Below are six tax planning considerations of special interest to those over age 50. To effectively implement planning, it is helpful to have a coordinated team in place. An annual meeting with your financial adviser, CPA, and estate planning attorney is ideal. This allows the advisers to review income tax, estate planning and investment strategies and proceed with a comprehensive plan.
The tax planning considerations:
1. Continuing to Save for Retirement
In 2016, the maximum 401(k) contribution for someone 50 or older is $24,000 (the standard $18,000 maximum plus a $6,000 catch-up contribution). The maximum IRA contribution for 2016 (and for 2015) for people 50 or older is $6,500 (the standard $5,500 limit plus a $1,000 catch-up contribution). For IRAs, contributions for 2015 can be made up until April 18, 2016.
If you expect your income to decline, you might want to take advantage of your current ability to deduct charitable contributions with a donor advised fund.
2. Giving a Charity Up to $100,000 From Your IRA
Congress recently made permanent the ability for those over 70 ½ to make a tax-free “qualified charitable distribution” (in the form of a rollover) of up to $100,000 per year from an IRA to a qualified charity. As a result, an individual can avoid paying income tax on an otherwise taxable distribution from an IRA by instructing the IRA trustee to make the distribution directly to a qualified charity.
A charitable rollover is particularly beneficial for people over 70 ½ who don’t itemize or whose charitable contributions are limited due to their high income. For 2015, the total of your charitable contributions deduction (and certain other itemized deductions) may be limited if your adjusted gross income is more than $258,250 and you’re single or $309,900 if you’re married filing jointly.
3. Using Donor Advised Funds for Charitable Contributions
If you expect your income to decline in coming years, you might want to take advantage of your current ability to deduct charitable contributions by funding a donor advised fund (DAF) account.

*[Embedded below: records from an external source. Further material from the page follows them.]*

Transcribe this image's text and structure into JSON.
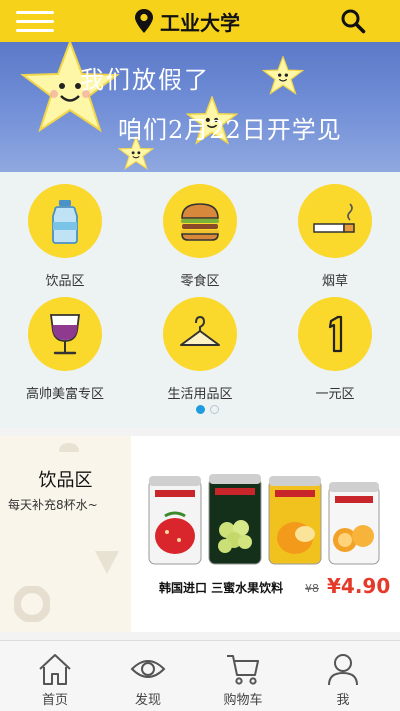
{
  "header": {
    "location": "工业大学",
    "icons": {
      "menu": "menu-icon",
      "location": "location-pin-icon",
      "search": "search-icon"
    }
  },
  "banner": {
    "line1": "我们放假了",
    "line2": "咱们2月22日开学见"
  },
  "categories": [
    {
      "label": "饮品区",
      "icon": "water-bottle-icon"
    },
    {
      "label": "零食区",
      "icon": "burger-icon"
    },
    {
      "label": "烟草",
      "icon": "cigarette-icon"
    },
    {
      "label": "高帅美富专区",
      "icon": "wine-glass-icon"
    },
    {
      "label": "生活用品区",
      "icon": "hanger-icon"
    },
    {
      "label": "一元区",
      "icon": "number-one-icon"
    }
  ],
  "pagination": {
    "current": 1,
    "total": 2
  },
  "promo": {
    "title": "饮品区",
    "subtitle": "每天补充8杯水~",
    "product_label": "韩国进口 三蜜水果饮料",
    "old_price": "¥8",
    "new_price": "¥4.90",
    "can_brands": [
      "SANGARIA",
      "SANGARIA",
      "SANGARIA",
      "SANGARIA"
    ],
    "can_flavors": [
      "Strawberry",
      "White Grape",
      "Mango",
      "Orange"
    ]
  },
  "tabbar": {
    "items": [
      {
        "label": "首页",
        "icon": "home-icon"
      },
      {
        "label": "发现",
        "icon": "eye-icon"
      },
      {
        "label": "购物车",
        "icon": "cart-icon"
      },
      {
        "label": "我",
        "icon": "user-icon"
      }
    ]
  },
  "colors": {
    "brand_yellow": "#f7d21b",
    "price_red": "#e53a2a",
    "dot_active": "#1f9be0"
  }
}
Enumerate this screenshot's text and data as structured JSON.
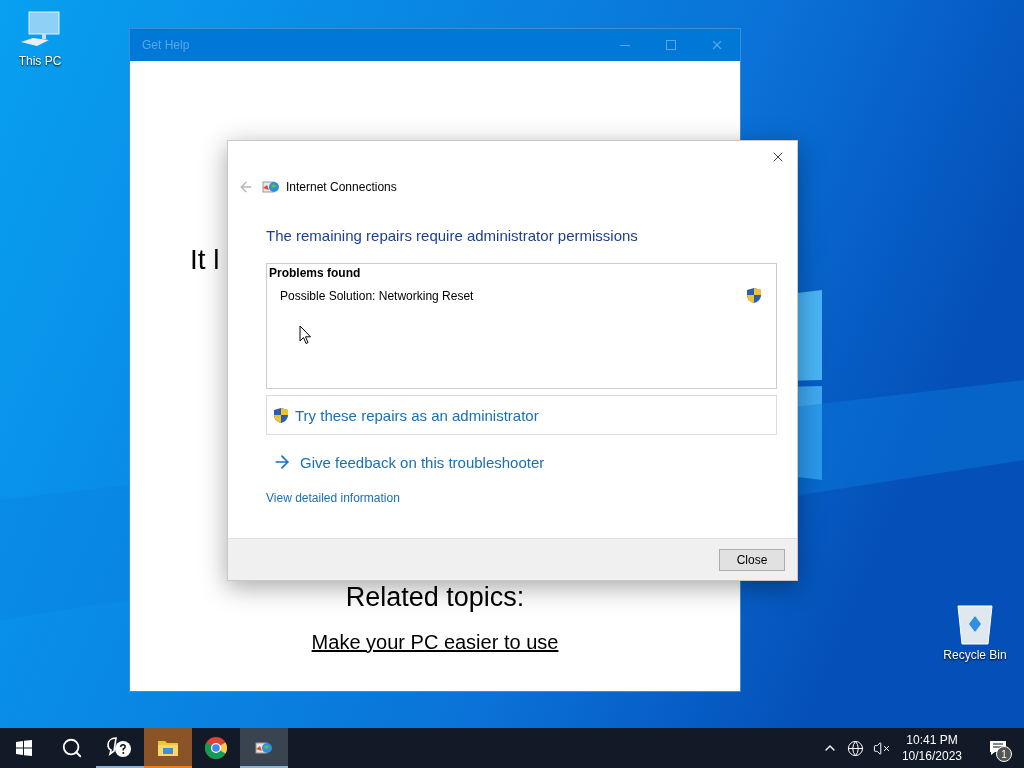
{
  "desktop_icons": [
    {
      "label": "This PC",
      "kind": "computer"
    },
    {
      "label": "Recycle Bin",
      "kind": "recycle-bin"
    }
  ],
  "help_window": {
    "title": "Get Help",
    "partial_heading": "It l",
    "related_heading": "Related topics:",
    "related_links": [
      "Make your PC easier to use"
    ]
  },
  "dialog": {
    "back_disabled": true,
    "title": "Internet Connections",
    "heading": "The remaining repairs require administrator permissions",
    "problems": {
      "title": "Problems found",
      "items": [
        {
          "text": "Possible Solution: Networking Reset",
          "requires_admin": true
        }
      ]
    },
    "admin_action": "Try these repairs as an administrator",
    "feedback_link": "Give feedback on this troubleshooter",
    "details_link": "View detailed information",
    "buttons": [
      "Close"
    ]
  },
  "taskbar": {
    "apps": [
      {
        "kind": "start",
        "open": false,
        "focused": false,
        "flashing": false
      },
      {
        "kind": "search",
        "open": false,
        "focused": false,
        "flashing": false
      },
      {
        "kind": "help",
        "open": true,
        "focused": false,
        "flashing": false
      },
      {
        "kind": "explorer",
        "open": true,
        "focused": false,
        "flashing": true
      },
      {
        "kind": "browser",
        "open": false,
        "focused": false,
        "flashing": false
      },
      {
        "kind": "troubleshooter",
        "open": true,
        "focused": true,
        "flashing": false
      }
    ],
    "clock": {
      "time": "10:41 PM",
      "date": "10/16/2023"
    },
    "notification_count": "1"
  }
}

DAFs are charities set up primarily by community foundations and financial institutions (Fidelity, Schwab and Vanguard run three of the largest donor advised funds). Your contribution is held in an account from which you can make charitable contributions by “advising” the fund of your wishes. You receive a charitable deduction on your income taxes when you contribute funds to your DAF account, but the money can be taken out of the account for charitable causes in a later year.
So, if you expect not to itemize deductions as you get older or expect your income to fall (lowering the amount of charitable contributions you can deduct), it might make sense to fund a DAF now while the contributions produce valuable income tax deductions for you.

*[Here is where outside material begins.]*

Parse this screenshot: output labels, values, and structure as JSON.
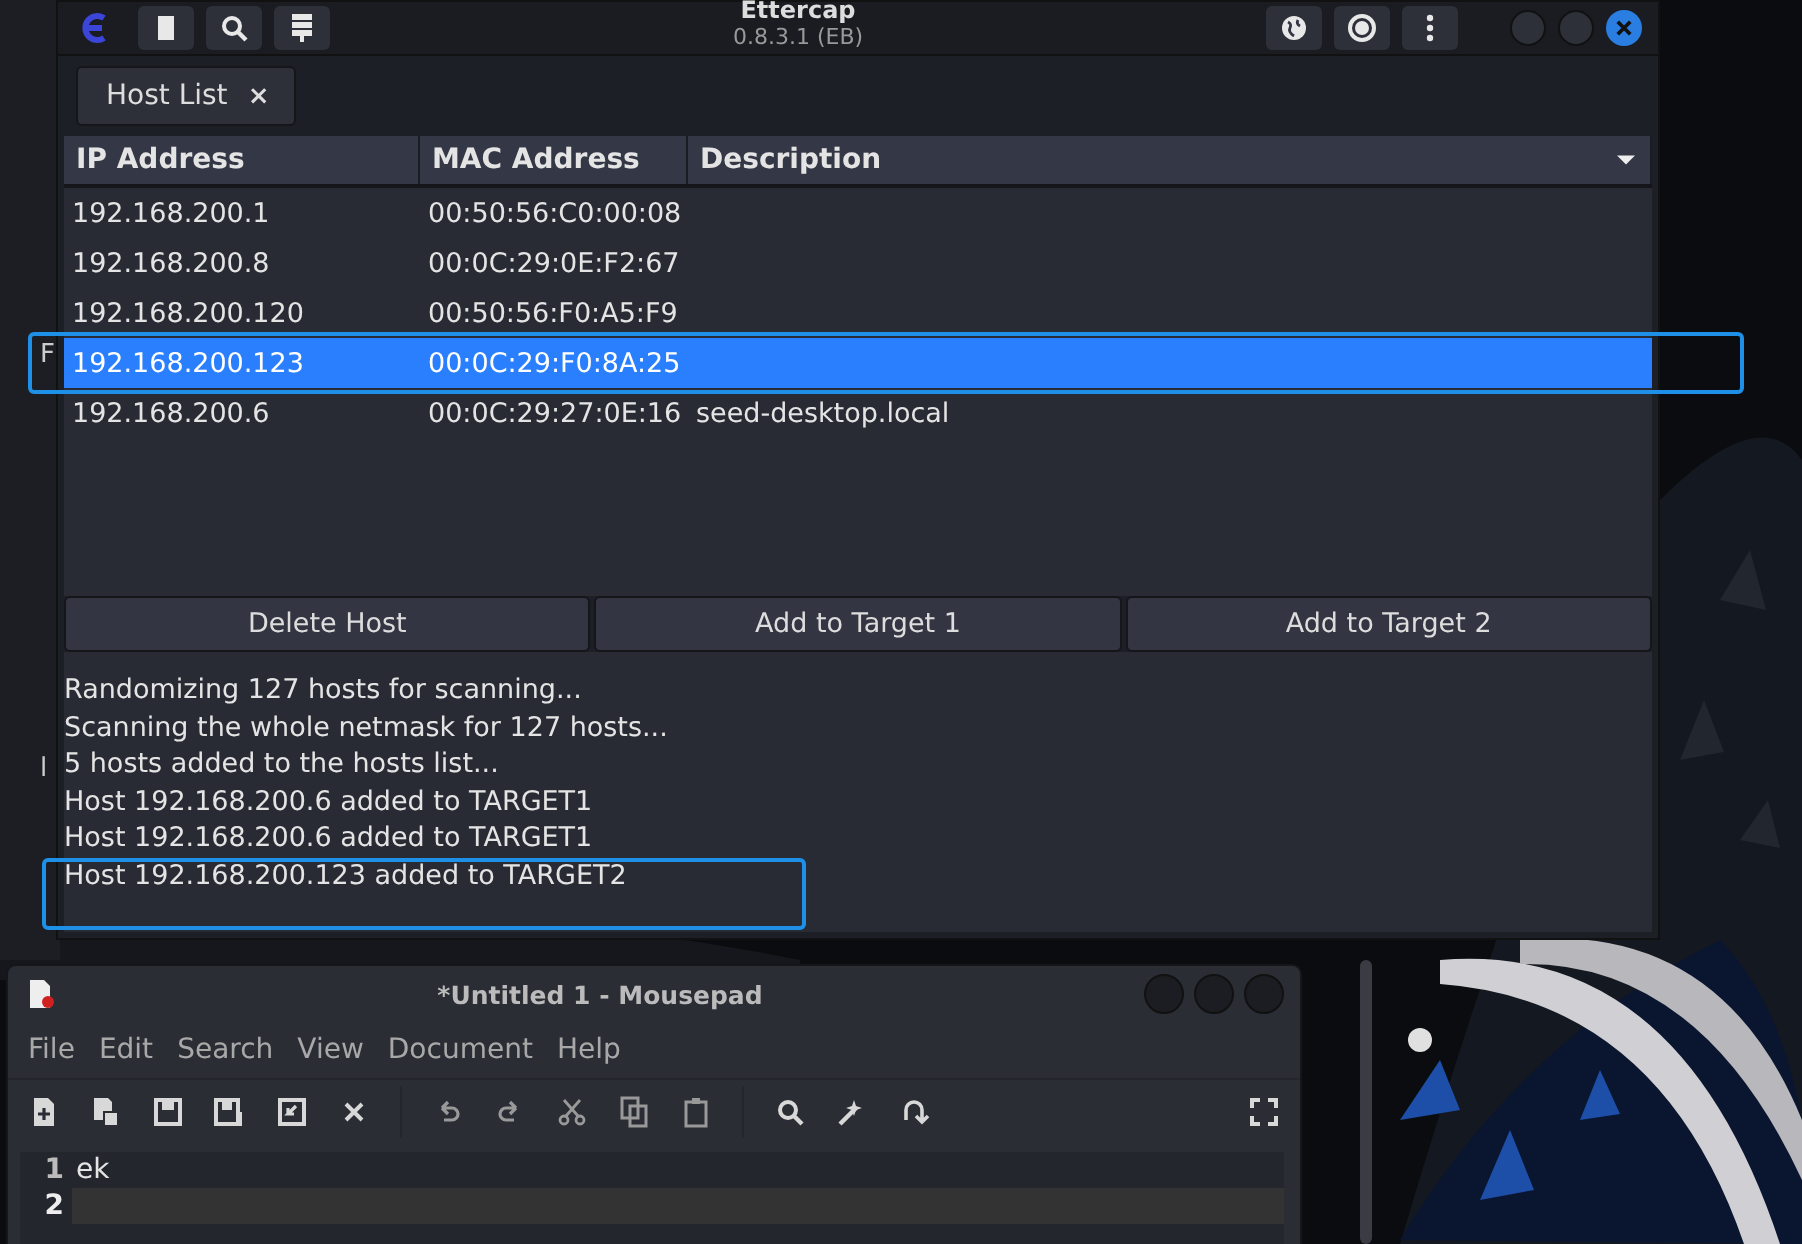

4. Saving for a Child’s or Grandchild’s Education
If you can afford to help send your children or grandchildren to college, a 529 plan offers a tax-advantaged way of saving. Funds contributed to a 529 for the benefit of a child earn income and appreciate free of income tax. As long as the funds are used to pay college expenses when they are withdrawn, they are never subject to federal income taxes. However, penalties will apply if they are not used for educational purposes.
Every state has a state-sponsored 529 plan and many offer state income tax advantages to those who contribute.
5. Making Annual Gifts
The tax laws permit every person to give up to $14,000 per year to as many recipients as desired without imposition of any gift tax. For those who will eventually be subject to federal or state estate taxes, using this annual gift-tax exclusion can help reduce the amount of estate taxes that are ultimately due.
Annual-exclusion gifts can be used to fund 529 plans, uniform gift to minors act (UGMA) accounts or even to provide a young working family member with funds to make a Roth IRA contribution.
If you have a few children and grandchildren, it is easy to give away substantial amounts each year.
6. Downsizing Your Home
In many cases, homeowners can avoid owing capital gains taxes on the sale of their homes. If you have lived in your home for at least two of the five years prior to its sale, you can exclude from income taxes gains of up to $250,000 per individual (or $500,000 for a married couple).
Since you don’t have to reinvest the proceeds of sale in another home for this tax break, these rules make it easier for empty nesters to downsize without worrying about owing a lot of capital gains tax.